Inside the old abbey. There were several possibilities here, but on the actual day I was limited by the light and no flash. This meant that the backgrounds were not as interesting as I had hoped from the trial day.
The front door. This massive door is not used but is spectacular. To show the whole door meant that the images of the people were small, and the focus was on the background rather than their portraits.
The side door. This showed a balance between the old building and the people
The graveyard. I had hoped for some images here, but it was raining so they were limited. In the trial images the tree and the old gravestones made a more interesting scene than the final images of more close-up portraits with just a tree.
- However well you plan things the actual shoot may not follow it because of circumstances out with your control – here, the weather
- Trying to get 3 people to stand in the same spot is difficult – I should have taken something to act as a marker. This was further complicated as one person was much shorted than the other two – which meant that when a close-up was taken the background was different (maybe consider taking a small stool).
- An interesting spot for the background may overwhelm the portraits
I was reasonably happy with some of the final images. I struggled to chose between the images in front of the Tiffany window (which was the preferred spot of all the subjects) and the ones on front of the doors outside. The main door was very impressive – but became a photograph of the door (with the people for scale) rather than of the people.
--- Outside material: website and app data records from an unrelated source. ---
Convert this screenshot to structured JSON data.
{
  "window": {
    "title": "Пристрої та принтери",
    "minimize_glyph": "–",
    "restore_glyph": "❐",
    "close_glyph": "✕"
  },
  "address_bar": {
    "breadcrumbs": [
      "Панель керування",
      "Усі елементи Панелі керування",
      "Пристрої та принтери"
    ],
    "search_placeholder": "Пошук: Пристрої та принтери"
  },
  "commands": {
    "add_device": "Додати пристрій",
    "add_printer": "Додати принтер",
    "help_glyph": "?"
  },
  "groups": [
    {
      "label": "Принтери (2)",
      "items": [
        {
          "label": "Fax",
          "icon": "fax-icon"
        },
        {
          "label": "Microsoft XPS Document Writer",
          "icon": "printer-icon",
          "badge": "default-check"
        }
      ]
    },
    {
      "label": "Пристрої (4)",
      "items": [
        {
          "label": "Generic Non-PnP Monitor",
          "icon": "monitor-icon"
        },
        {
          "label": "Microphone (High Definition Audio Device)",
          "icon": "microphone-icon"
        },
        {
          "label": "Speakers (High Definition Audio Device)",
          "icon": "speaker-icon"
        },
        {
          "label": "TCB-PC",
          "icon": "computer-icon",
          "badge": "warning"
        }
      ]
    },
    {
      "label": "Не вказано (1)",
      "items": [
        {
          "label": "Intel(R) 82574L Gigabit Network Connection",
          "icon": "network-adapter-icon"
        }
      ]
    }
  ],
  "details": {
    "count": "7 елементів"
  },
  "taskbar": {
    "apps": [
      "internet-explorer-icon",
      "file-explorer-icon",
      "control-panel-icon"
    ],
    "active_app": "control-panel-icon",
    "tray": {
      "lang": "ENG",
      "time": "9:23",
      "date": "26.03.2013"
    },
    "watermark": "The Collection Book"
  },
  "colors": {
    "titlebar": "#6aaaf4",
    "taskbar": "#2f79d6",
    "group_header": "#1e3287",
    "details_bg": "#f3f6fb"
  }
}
If the weather had been better (or there was the opportunity to re-shoot) I think the images against the graveyard would be worth exploring further.